With the installation's opening just a few weeks away, details need to be taken care of in the midst of other preoccupations.

I ordered a new panel from China to replace the one that was giving me issues in Trenton. For some reason the light went dead 6 inches (20 cm) from the top. Luckily the diffusing grid behind it spread the light somewhat in December, but I have to replace it for Brooklyn.

Looking at the mass of wires, cables and extension chords on the panels was sobering: I have no memory of what was done just a few months ago. And, the engineer in Trenton said he can't work this show. Being in the epicenter of the white-hot art scene does makes it easier to chase down new riggers here in Brooklyn--some leads are from colleagues where I teach. 

Hanging the works on the ceiling of the Gowaus will be pretty similar to ArtWorks: Chain and pipe are fixed to the wooden ceiling and from there, the pieces are hooked on. I hope to resolve the initial hanging this week.
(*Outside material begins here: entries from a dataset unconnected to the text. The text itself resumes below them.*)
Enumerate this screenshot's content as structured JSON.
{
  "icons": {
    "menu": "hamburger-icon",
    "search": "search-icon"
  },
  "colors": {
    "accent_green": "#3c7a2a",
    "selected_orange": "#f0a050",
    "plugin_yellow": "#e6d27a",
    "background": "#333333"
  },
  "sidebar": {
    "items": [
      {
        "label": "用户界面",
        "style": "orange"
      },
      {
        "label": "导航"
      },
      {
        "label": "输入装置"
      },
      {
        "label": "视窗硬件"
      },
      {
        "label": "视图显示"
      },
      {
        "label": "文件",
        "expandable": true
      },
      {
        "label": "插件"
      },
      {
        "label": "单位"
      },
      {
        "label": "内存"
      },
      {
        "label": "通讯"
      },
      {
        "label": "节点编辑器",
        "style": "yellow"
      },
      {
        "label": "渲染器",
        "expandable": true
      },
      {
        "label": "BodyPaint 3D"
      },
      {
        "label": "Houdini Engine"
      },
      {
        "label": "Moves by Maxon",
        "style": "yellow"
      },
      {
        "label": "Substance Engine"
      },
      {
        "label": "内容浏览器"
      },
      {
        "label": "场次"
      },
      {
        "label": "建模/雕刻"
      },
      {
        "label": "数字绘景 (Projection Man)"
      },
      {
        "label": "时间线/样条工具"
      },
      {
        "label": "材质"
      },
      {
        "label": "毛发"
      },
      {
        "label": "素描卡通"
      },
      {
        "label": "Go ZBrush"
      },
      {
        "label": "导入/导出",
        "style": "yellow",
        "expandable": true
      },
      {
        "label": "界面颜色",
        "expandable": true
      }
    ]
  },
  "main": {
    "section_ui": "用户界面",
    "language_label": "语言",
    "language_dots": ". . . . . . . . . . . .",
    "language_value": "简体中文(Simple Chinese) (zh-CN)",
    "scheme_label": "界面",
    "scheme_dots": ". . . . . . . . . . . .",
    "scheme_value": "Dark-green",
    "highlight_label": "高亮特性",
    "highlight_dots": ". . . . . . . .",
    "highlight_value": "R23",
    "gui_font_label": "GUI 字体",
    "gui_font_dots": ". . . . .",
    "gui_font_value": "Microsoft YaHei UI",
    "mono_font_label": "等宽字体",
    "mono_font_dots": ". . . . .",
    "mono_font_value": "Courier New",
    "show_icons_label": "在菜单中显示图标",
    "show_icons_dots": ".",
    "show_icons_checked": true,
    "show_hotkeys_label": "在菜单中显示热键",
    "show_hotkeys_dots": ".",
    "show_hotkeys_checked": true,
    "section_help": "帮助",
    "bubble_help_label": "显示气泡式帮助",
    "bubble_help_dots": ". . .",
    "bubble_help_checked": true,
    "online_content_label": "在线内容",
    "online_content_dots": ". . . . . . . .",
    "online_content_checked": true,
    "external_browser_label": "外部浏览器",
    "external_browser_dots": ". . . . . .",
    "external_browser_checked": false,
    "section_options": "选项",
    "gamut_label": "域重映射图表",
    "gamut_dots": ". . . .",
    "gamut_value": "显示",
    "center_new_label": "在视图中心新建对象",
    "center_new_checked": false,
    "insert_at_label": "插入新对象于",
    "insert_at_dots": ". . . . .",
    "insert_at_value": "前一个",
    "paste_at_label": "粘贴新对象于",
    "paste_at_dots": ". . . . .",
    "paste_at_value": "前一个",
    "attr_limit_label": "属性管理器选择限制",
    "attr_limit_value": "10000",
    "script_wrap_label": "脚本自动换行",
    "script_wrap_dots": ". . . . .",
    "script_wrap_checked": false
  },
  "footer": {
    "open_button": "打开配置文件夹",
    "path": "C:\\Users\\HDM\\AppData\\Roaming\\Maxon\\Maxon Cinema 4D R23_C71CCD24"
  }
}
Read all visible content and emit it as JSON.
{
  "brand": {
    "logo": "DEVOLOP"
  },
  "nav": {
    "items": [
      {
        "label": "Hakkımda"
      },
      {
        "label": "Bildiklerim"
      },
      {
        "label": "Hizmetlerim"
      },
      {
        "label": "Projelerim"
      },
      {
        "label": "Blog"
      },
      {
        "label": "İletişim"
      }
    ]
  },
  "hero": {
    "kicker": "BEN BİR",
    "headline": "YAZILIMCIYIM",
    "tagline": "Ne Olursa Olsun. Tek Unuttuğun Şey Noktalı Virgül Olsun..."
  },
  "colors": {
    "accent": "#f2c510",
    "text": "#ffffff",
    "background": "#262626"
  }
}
From there, I'll hang a dry run and mark the spots on the pipe so it can go up (hopefully) quickly the day off the show, June 13.

The Gowanus Ballroom is a working metal shop and the front entrance where SIS will hang is the access to it. I'm suffering some pain about the installation having to come up and down twice while the rest of the artist's work resides happily and undisturbed on the balcony of the Ballroom (where the exhibition continues) but getting to the ceiling of the balcony is very challenging (easily 40 feet--14 meters) so I'm happy where I am. Besides: it's the lead-off of the show.

Getting the word out is the parallel project, as is a quick remix of the sound and installing the new sound units. 

When I visited a little Kickstarter party a few weeks ago at their new splashy offices in what was once rough and industrial Greenpoint, Brooklyn, I chatted up my installation and gave out invitations. Is this the fun part? Yeah, it is. But so is the rest of the journey.

Special thanks to Graphiqs Groove for the soundtrack on the vid.